I’m still perplexed by Coughlin’s pick of Taven Bryan in the first round of the 2018 draft. I suppose he was building across the defensive line of scrimmage hoping to have a cadre of linemen in a rotation. But Lamar Jackson was taken three picks later.
Hard to say what will come of the personnel the Jaguars acquired in last year’s draft. C.J. Henderson only played eight games before getting hurt and K’Lavon Chaisson did show promise at the end of this season. Yannick Ngakoue is on his second team after getting bad advice and forcing his way out of Jacksonville. And not figuring out how to keep Calais Campbell showed the decision-makers didn’t have a good handle on what was going on in the locker room. It’s the unpardonable decision that eventually cost Caldwell his job.
In fact, you throw all of those decisions at one team in just ten years, it’s no wonder they’re 1-15 and will pick first in this year’s draft.
Here’s to hoping that the new brain trust of Trent Baalke and Urban Meyer somehow leaps away from the “blue tongue” curse and puts the Jaguars on a new path.
Don’t over think it. It was good to hear Baalke say he was interested in taking the best player available on the board in the draft. Take Trevor Lawrence and move on. Use some of that $76 million under the cap and invest in some of the premium positions on the offensive line, at linebacker and safety.

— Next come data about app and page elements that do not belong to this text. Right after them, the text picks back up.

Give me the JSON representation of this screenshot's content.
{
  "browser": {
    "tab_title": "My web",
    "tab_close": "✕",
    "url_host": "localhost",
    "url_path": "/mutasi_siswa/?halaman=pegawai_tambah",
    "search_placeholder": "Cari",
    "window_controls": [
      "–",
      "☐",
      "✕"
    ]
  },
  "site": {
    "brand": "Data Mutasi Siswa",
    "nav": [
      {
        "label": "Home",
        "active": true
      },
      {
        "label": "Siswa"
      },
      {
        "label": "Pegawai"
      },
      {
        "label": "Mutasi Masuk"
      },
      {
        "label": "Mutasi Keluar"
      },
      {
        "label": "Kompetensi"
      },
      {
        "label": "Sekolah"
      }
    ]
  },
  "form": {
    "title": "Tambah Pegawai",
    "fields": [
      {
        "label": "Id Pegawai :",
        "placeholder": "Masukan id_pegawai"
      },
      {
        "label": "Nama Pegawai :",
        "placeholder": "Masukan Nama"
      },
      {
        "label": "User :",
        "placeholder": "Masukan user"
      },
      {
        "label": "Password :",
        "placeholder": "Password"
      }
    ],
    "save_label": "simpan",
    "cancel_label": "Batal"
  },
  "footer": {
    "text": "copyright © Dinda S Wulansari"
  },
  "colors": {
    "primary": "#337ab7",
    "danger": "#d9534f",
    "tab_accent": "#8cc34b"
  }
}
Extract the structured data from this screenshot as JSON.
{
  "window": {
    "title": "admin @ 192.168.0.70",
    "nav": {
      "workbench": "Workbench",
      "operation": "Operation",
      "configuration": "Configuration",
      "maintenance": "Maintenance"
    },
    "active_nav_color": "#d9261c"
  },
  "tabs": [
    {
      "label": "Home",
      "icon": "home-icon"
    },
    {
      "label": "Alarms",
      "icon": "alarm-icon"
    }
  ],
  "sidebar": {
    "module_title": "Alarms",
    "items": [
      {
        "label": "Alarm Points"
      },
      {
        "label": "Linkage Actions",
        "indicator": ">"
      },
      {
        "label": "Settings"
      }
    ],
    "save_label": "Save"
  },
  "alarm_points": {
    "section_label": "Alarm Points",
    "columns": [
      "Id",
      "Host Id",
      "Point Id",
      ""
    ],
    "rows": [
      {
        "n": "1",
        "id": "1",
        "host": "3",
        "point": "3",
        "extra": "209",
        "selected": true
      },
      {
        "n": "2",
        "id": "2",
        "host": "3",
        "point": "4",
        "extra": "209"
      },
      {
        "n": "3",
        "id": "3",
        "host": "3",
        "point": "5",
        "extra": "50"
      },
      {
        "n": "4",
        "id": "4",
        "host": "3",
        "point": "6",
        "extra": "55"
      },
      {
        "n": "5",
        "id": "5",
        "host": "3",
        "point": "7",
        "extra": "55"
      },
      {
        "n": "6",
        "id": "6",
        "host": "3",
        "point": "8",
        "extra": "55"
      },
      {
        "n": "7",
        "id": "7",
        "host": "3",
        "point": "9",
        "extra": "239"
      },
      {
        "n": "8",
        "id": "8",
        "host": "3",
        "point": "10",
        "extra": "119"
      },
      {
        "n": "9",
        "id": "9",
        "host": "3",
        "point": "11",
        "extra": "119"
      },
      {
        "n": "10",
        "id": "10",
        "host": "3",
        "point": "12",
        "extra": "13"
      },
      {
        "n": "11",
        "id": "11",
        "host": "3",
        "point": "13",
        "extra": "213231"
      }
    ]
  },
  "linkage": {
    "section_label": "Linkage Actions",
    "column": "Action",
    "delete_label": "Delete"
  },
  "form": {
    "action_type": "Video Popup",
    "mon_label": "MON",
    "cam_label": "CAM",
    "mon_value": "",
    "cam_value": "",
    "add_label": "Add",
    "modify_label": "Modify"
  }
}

Watch the Super Bowl today and enjoy it. Look at what the Bucs and Chiefs did with a new coach and a new quarterback to move from pretenders to contenders. And think of what can be in short time.
The sports and broadcasting worlds lost an icon this week and I lost a close and true friend as tennis legend Tony Trabert died at his home in Ponte Vedra on Wednesday. He was ninety years old. A NCAA Tennis Champion who also started on the University of Cincinnati basketball team, “Trabes,” as he was known to his generational friends, went on to win ten Major Championships including three legs of the Grand Slam, the French, Wimbledon and US titles in 1955. His only loss was to Ken Rosewall in the semi’s in Australia after helping the US team bring home the Davis Cup. That year Tony had one of the all-time great yeas in tennis, winning 106 matches, including 38-straight and taking 10 straight titles. Trabert played on five Davis Cup teams and went on to Captain the squad for five years. A Hall of Famer himself, he served as the President of the International Tennis Hall of Fame and his broadcasting career as the lead tennis analyst here in the US and in Australia spanned over three decades.
In the high-velocity worlds of sports and broadcasting it’s hard to find a mentor but Tony was mine for the second half of my career as a genuine and trusted friend. He made me better at my job but more importantly taught me to be a better person. His level of grace was unmatched. Tony had a kind soul, a quick wit, an easy smile, a generous spirit and a look-you-in-the-eye firm handshake. I was lucky to write about Tony in this column a few times, a small look into his life and legacy, on and off the court.
Trabert called North Florida home for nearly forty years, meeting his wife Vicky while broadcasting at The Players Championship on March 20, 1982. “You know, our zip code, 32082,” he often joked.
Like anybody who knew him, I will miss him terribly.